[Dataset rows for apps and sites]

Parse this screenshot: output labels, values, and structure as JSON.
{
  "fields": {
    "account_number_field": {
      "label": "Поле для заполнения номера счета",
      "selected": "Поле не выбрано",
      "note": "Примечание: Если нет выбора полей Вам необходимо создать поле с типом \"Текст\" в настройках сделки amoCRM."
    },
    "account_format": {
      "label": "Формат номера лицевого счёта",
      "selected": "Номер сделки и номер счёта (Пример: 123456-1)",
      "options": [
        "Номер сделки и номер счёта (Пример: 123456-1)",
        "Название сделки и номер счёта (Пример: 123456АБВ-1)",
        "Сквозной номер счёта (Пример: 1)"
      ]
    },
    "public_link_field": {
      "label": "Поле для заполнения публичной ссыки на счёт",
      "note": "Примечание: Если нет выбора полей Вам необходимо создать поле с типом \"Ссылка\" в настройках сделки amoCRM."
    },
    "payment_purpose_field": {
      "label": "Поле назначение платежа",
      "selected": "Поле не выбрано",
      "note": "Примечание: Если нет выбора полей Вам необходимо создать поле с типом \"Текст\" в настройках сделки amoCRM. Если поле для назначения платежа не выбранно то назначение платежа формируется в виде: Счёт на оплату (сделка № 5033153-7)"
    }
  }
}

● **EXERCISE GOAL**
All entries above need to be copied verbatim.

● **REPLY**
Parse this screenshot: output labels, values, and structure as JSON.
{
  "fields": {
    "account_number_field": {
      "label": "Поле для заполнения номера счета",
      "selected": "Поле не выбрано",
      "note": "Примечание: Если нет выбора полей Вам необходимо создать поле с типом \"Текст\" в настройках сделки amoCRM."
    },
    "account_format": {
      "label": "Формат номера лицевого счёта",
      "selected": "Номер сделки и номер счёта (Пример: 123456-1)",
      "options": [
        "Номер сделки и номер счёта (Пример: 123456-1)",
        "Название сделки и номер счёта (Пример: 123456АБВ-1)",
        "Сквозной номер счёта (Пример: 1)"
      ]
    },
    "public_link_field": {
      "label": "Поле для заполнения публичной ссыки на счёт",
      "note": "Примечание: Если нет выбора полей Вам необходимо создать поле с типом \"Ссылка\" в настройках сделки amoCRM."
    },
    "payment_purpose_field": {
      "label": "Поле назначение платежа",
      "selected": "Поле не выбрано",
      "note": "Примечание: Если нет выбора полей Вам необходимо создать поле с типом \"Текст\" в настройках сделки amoCRM. Если поле для назначения платежа не выбранно то назначение платежа формируется в виде: Счёт на оплату (сделка № 5033153-7)"
    }
  }
}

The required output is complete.